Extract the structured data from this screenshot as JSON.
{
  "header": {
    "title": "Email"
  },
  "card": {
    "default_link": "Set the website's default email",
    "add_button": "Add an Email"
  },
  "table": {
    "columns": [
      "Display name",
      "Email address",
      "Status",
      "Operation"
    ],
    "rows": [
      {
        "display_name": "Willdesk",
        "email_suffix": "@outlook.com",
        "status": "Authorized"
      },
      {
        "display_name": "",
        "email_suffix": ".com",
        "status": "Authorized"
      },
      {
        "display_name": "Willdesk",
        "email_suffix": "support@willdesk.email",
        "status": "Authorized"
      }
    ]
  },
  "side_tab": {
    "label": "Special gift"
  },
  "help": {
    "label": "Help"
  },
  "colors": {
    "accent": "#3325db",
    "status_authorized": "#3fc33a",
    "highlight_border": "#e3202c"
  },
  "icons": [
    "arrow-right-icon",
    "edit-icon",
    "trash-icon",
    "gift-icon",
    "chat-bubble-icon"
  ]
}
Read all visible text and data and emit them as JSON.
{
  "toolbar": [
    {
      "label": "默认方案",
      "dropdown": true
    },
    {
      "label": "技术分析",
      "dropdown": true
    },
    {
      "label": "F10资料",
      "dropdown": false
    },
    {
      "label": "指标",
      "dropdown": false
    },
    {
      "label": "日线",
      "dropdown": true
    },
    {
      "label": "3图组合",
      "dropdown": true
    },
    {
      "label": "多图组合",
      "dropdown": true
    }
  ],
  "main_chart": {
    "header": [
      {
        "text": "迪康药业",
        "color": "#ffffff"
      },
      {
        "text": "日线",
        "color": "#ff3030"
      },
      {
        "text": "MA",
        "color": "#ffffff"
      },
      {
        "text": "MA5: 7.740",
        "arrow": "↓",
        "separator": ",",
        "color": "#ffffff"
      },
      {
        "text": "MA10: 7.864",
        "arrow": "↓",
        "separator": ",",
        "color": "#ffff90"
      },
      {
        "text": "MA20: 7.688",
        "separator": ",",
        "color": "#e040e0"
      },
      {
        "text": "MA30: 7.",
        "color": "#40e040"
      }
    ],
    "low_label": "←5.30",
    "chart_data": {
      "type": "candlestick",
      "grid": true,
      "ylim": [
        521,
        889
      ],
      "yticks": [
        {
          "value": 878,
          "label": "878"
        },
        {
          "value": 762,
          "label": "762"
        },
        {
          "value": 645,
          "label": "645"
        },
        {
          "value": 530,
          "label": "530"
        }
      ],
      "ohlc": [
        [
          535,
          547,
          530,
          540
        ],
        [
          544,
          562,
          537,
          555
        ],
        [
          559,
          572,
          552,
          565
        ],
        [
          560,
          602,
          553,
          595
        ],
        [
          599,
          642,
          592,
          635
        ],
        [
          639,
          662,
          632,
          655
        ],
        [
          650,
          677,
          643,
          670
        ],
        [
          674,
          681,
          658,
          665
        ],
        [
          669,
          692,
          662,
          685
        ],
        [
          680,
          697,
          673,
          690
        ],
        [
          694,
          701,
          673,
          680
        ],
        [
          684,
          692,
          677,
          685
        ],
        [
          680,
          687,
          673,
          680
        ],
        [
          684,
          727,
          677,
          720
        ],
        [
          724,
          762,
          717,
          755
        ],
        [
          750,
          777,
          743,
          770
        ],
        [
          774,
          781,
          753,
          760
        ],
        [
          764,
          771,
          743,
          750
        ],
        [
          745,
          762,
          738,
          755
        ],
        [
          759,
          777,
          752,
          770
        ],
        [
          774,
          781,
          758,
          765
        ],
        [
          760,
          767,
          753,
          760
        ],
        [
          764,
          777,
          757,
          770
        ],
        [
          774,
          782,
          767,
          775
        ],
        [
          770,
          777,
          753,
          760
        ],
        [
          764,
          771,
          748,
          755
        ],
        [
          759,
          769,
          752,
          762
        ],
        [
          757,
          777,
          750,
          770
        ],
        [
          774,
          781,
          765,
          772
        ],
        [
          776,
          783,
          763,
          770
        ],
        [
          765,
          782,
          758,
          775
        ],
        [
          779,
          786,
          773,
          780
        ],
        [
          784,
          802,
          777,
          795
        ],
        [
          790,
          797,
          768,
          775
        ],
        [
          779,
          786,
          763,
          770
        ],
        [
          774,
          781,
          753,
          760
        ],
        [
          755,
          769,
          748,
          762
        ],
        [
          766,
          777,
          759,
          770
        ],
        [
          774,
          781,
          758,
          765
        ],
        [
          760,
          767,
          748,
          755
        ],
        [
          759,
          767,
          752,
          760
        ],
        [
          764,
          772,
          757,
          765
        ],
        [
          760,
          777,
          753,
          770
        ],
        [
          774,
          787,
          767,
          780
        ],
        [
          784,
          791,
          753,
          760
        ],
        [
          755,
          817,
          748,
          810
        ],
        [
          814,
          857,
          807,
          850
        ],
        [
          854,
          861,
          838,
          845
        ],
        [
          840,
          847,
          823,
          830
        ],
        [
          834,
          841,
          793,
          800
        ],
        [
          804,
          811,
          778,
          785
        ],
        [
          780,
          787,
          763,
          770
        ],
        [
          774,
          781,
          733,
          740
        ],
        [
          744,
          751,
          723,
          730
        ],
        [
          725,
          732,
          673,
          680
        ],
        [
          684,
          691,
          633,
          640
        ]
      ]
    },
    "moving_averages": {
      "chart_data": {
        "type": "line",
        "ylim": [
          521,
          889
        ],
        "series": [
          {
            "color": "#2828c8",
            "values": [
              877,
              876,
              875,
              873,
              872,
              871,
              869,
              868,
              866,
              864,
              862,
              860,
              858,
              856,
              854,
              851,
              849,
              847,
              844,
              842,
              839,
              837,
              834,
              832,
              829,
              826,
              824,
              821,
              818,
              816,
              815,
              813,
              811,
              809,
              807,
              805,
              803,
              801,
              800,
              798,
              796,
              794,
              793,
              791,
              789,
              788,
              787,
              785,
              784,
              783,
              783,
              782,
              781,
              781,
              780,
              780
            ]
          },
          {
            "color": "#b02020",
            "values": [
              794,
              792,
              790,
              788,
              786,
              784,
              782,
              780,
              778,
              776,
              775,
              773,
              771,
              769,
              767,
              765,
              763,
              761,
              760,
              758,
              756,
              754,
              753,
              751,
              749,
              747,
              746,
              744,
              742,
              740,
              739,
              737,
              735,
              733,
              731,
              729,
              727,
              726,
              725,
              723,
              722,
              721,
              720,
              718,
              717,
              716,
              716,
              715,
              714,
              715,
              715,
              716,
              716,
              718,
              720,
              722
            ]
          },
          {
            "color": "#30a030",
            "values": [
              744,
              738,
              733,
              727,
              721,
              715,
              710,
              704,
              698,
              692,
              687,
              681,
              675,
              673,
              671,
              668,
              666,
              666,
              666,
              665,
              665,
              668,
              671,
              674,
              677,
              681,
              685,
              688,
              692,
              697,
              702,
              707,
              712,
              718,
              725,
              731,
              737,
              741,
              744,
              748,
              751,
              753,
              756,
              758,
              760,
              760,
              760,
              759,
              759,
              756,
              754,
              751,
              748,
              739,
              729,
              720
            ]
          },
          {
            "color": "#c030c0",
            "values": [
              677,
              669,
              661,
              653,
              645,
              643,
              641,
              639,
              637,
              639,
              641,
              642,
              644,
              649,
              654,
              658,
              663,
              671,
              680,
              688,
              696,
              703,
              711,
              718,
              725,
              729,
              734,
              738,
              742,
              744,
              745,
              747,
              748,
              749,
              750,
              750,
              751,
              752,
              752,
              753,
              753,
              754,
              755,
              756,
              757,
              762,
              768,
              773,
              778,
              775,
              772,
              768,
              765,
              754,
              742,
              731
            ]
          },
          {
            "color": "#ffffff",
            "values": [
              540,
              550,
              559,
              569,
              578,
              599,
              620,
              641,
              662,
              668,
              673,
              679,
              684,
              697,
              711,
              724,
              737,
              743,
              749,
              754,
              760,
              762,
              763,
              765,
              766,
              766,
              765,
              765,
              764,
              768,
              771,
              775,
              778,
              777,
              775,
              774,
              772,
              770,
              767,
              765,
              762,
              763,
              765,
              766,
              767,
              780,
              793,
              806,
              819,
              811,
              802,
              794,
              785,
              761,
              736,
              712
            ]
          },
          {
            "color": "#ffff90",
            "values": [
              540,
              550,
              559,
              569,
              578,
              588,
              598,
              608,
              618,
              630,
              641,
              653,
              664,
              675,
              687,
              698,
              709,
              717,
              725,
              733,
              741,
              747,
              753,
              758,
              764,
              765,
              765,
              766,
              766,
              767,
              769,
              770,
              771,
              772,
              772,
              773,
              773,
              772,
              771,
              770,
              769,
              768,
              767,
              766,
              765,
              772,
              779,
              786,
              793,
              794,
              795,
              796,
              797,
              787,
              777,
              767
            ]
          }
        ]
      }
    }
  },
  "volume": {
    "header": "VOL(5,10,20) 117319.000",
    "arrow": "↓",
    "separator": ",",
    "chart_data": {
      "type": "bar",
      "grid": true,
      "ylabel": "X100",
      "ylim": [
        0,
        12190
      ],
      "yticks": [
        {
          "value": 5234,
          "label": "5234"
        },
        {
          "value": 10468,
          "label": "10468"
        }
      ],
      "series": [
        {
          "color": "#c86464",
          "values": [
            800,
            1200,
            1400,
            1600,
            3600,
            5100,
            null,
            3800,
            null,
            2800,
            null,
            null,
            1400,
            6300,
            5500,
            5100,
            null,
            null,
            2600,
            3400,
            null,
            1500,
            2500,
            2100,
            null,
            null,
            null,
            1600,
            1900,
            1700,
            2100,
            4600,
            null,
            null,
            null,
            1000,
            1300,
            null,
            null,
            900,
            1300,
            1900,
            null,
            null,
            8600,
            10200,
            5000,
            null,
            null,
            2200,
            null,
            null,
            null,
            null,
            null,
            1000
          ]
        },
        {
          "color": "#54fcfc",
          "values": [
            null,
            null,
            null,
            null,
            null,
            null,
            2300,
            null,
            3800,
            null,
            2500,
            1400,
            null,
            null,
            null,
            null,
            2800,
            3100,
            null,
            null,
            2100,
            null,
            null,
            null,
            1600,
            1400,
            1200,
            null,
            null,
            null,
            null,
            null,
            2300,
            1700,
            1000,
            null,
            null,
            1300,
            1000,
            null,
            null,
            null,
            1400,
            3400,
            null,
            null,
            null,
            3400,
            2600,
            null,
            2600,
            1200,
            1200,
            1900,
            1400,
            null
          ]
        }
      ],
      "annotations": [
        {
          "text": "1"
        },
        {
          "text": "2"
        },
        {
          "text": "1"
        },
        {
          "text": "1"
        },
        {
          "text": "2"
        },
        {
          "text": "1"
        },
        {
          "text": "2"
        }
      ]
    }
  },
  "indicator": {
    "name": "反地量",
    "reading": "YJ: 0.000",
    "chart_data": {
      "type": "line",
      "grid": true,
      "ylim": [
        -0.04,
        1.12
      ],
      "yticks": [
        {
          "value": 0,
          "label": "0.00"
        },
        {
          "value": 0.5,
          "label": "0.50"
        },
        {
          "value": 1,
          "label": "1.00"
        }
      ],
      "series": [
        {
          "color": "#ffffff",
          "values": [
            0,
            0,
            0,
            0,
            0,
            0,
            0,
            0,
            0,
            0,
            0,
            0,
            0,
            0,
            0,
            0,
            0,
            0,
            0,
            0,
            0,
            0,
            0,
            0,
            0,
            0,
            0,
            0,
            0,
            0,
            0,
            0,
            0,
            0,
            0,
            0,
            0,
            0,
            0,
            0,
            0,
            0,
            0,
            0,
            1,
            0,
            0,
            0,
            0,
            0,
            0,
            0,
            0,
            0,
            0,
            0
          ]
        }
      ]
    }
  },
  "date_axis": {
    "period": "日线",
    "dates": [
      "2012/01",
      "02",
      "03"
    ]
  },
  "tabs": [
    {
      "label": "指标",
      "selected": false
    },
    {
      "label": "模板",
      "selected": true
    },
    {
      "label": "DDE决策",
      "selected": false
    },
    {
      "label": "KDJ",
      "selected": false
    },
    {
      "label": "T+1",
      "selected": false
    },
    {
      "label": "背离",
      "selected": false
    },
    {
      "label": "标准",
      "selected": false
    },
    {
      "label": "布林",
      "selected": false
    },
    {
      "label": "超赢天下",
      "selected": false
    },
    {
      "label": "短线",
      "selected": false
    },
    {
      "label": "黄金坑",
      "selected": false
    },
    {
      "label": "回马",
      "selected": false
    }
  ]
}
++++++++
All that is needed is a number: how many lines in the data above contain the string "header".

Solution to this exercise - 3